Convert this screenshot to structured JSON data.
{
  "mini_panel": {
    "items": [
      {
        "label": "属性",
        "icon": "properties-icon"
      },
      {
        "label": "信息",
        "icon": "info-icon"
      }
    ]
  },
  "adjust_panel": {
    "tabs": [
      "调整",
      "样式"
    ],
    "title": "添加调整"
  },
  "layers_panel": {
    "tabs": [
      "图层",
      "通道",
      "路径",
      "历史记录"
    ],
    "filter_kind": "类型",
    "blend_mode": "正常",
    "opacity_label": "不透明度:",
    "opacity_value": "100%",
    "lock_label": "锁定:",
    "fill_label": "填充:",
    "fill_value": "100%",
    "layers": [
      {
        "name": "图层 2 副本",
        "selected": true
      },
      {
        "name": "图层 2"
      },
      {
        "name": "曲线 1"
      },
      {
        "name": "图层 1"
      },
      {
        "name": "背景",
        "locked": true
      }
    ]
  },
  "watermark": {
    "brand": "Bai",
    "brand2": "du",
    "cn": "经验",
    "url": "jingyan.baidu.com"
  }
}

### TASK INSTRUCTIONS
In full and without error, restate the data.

### ANSWER SECTION
Convert this screenshot to structured JSON data.
{
  "mini_panel": {
    "items": [
      {
        "label": "属性",
        "icon": "properties-icon"
      },
      {
        "label": "信息",
        "icon": "info-icon"
      }
    ]
  },
  "adjust_panel": {
    "tabs": [
      "调整",
      "样式"
    ],
    "title": "添加调整"
  },
  "layers_panel": {
    "tabs": [
      "图层",
      "通道",
      "路径",
      "历史记录"
    ],
    "filter_kind": "类型",
    "blend_mode": "正常",
    "opacity_label": "不透明度:",
    "opacity_value": "100%",
    "lock_label": "锁定:",
    "fill_label": "填充:",
    "fill_value": "100%",
    "layers": [
      {
        "name": "图层 2 副本",
        "selected": true
      },
      {
        "name": "图层 2"
      },
      {
        "name": "曲线 1"
      },
      {
        "name": "图层 1"
      },
      {
        "name": "背景",
        "locked": true
      }
    ]
  },
  "watermark": {
    "brand": "Bai",
    "brand2": "du",
    "cn": "经验",
    "url": "jingyan.baidu.com"
  }
}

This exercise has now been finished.